=== Instructions to follow ===
Write the records out once more, exactly as they appear below.

Start of Study material

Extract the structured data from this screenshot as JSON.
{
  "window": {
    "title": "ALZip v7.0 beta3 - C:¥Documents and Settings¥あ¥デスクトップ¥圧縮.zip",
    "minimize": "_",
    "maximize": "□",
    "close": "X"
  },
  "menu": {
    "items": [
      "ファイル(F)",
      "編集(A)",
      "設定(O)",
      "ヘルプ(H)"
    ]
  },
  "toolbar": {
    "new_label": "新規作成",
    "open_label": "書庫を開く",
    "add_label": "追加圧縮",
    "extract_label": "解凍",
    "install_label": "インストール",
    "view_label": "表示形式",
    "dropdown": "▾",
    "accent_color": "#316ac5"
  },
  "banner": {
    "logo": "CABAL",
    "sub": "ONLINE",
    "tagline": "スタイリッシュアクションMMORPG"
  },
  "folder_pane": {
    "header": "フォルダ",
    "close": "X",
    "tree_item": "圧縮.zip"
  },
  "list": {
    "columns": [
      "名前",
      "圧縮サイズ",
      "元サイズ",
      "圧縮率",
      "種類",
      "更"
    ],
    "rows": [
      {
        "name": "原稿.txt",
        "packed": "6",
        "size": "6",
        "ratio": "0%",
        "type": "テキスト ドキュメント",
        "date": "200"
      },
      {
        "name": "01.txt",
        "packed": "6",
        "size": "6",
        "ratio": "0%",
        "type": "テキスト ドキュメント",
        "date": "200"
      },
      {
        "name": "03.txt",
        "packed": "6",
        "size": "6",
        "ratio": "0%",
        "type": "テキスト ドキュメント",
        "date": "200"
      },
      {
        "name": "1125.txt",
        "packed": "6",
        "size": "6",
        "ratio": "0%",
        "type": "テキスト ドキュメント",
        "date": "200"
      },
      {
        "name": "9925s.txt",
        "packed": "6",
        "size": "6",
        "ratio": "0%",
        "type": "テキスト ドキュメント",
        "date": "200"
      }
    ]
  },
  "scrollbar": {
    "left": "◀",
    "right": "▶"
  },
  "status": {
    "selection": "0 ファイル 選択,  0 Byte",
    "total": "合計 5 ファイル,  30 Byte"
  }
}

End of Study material

=== Task solution ===
Extract the structured data from this screenshot as JSON.
{
  "window": {
    "title": "ALZip v7.0 beta3 - C:¥Documents and Settings¥あ¥デスクトップ¥圧縮.zip",
    "minimize": "_",
    "maximize": "□",
    "close": "X"
  },
  "menu": {
    "items": [
      "ファイル(F)",
      "編集(A)",
      "設定(O)",
      "ヘルプ(H)"
    ]
  },
  "toolbar": {
    "new_label": "新規作成",
    "open_label": "書庫を開く",
    "add_label": "追加圧縮",
    "extract_label": "解凍",
    "install_label": "インストール",
    "view_label": "表示形式",
    "dropdown": "▾",
    "accent_color": "#316ac5"
  },
  "banner": {
    "logo": "CABAL",
    "sub": "ONLINE",
    "tagline": "スタイリッシュアクションMMORPG"
  },
  "folder_pane": {
    "header": "フォルダ",
    "close": "X",
    "tree_item": "圧縮.zip"
  },
  "list": {
    "columns": [
      "名前",
      "圧縮サイズ",
      "元サイズ",
      "圧縮率",
      "種類",
      "更"
    ],
    "rows": [
      {
        "name": "原稿.txt",
        "packed": "6",
        "size": "6",
        "ratio": "0%",
        "type": "テキスト ドキュメント",
        "date": "200"
      },
      {
        "name": "01.txt",
        "packed": "6",
        "size": "6",
        "ratio": "0%",
        "type": "テキスト ドキュメント",
        "date": "200"
      },
      {
        "name": "03.txt",
        "packed": "6",
        "size": "6",
        "ratio": "0%",
        "type": "テキスト ドキュメント",
        "date": "200"
      },
      {
        "name": "1125.txt",
        "packed": "6",
        "size": "6",
        "ratio": "0%",
        "type": "テキスト ドキュメント",
        "date": "200"
      },
      {
        "name": "9925s.txt",
        "packed": "6",
        "size": "6",
        "ratio": "0%",
        "type": "テキスト ドキュメント",
        "date": "200"
      }
    ]
  },
  "scrollbar": {
    "left": "◀",
    "right": "▶"
  },
  "status": {
    "selection": "0 ファイル 選択,  0 Byte",
    "total": "合計 5 ファイル,  30 Byte"
  }
}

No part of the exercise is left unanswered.